Matthew T. Porter | Smith Currie & Hancock
Eisenberg Village of the Los Angeles Jewish Home for the Aging v. Suffolk Construction Company, Inc. (2020) 53 Cal.App.5th 1201.
Under California Business and Professions Code section 7031(b), “a person who utilizes the services of an unlicensed contractor may bring an action … to recover all compensation paid to the unlicensed contractor for performance of any act or contract.” The Court of Appeal held that such disgorgement claims against unlicensed contractors are (1) subject to a one-year statute of limitations and (2) accrue upon the completion or cessation of the performance of the act or contract at issue.
Eisenberg Village of the Los Angeles Jewish Home for the Aging (“Eisenberg”) hired Suffolk Construction Company, Inc. (“Suffolk”) to construct a 108-unit assisted living facility. During construction, Suffolk’s responsible managing employee (“RME”) moved to another state, no longer supervising anyone at Suffolk connected with the project. As a part of its claim for construction defects against Suffolk, Eisenberg included a claim for disgorgement under section 7031(b), alleging that Suffolk was not a duly licensed contractor at all times during the project because Suffolk was out of compliance with RME requirements. Suffolk argued Eisenberg’s disgorgement claim was barred by the statute of limitations. The Court of Appeal agreed.
Statute of Limitations for Section 7031(b) Disgorgement Claim
Because section 7031(b) does not set forth a limitation period, the court looked to the California Code of Civil Procedure (“CCP”) to determine the applicable statute of limitations for Eisenberg’s disgorgement claim. The question turned on whether section 7031(b) disgorgement was a “penalty or forfeiture.” The court noted that section 7031(b) disgorgement “deprives the contractor of any compensation for labor and materials used in the construction while allowing the plaintiff to retain the benefits of that construction.” It also noted that a plaintiff may bring such a claim “regardless of any fault in the construction by the unlicensed contractor.” For these reasons, the court held that a section 7031(b) disgorgement claim is a penalty and is, therefore, subject to CCP § 340(a)’s one-year statute of limitations.
Accrual of Section 7031(b) Disgorgement Claim
After determining that the one-year statute of limitations applies, the court turned to the question of when Eisenberg’s disgorgement claim accrued. Eisenberg argued that the “discovery rule” applied and that the statute of limitations did not begin to run until Eisenberg discovered the potential issue with Suffolk’s licensing, which was well after completion of the project. The court rejected this argument. The court reasoned that a contractor’s unlicensed status does not in itself cause harm to a plaintiff, so delaying accrual of the statute of limitations until discovery of harm would leave accrual of the limitations period open ended. The court also sought to avoid what it considered the “absurd result” of plaintiffs bringing disgorgement claims long after the successful completion of a project based on a lapse or suspension of a contractor’s license during the project.

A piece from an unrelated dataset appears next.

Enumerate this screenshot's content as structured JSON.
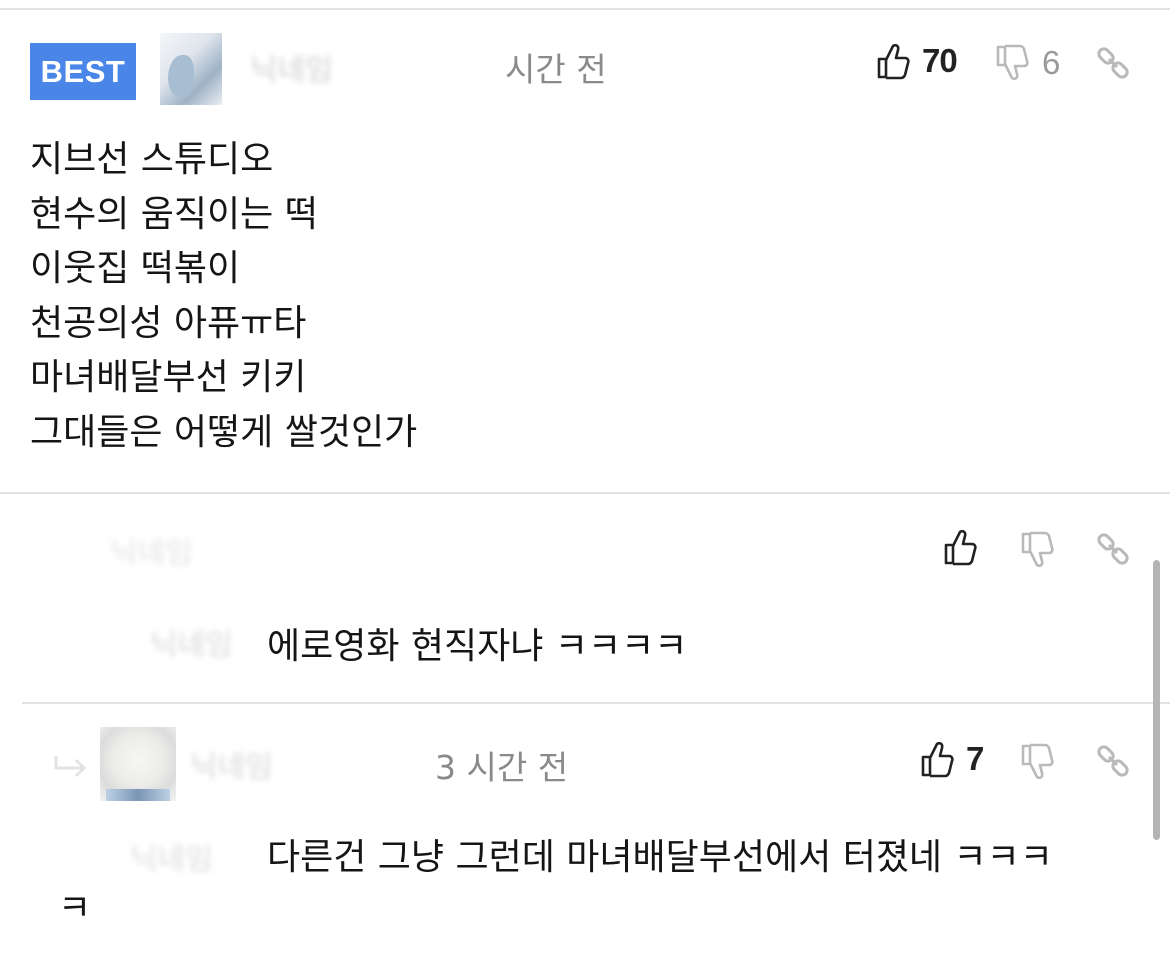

This case significantly reduces the power of section 7031 to protect the public from unlicensed contractors. The burden is now on project owners and other participants to investigate and uncover any licensure issues of participating contractors and bring section 7031(b) claims against those contractors within one year of the contractor’s ceasing performance on the project. In some cases, this may prove to be impracticable, and in many cases—especially where subtle automatic license suspension issues are involved—this will necessitate aggressive litigation action by counsel to preserve potential disgorgement claims.
This ruling may also affect the litigation strategy of contractors in their disputes with owners. For example, contractors who are aware of potential licensure issues during the course of a project may want to consider delaying the pursuit of their claims against an owner until after the one-year statute of limitations has run on the owner’s potential disgorgement claim. Of course, this strategy may require the contractor to forego its lien rights by declining to bring an action within 90 days to perfect its lien rights.
Finally, this case is plowing new ground, and there is much room for other courts to disagree with the Eisenberg Court’s ruling. Expect further litigation of these statute of limitations issues.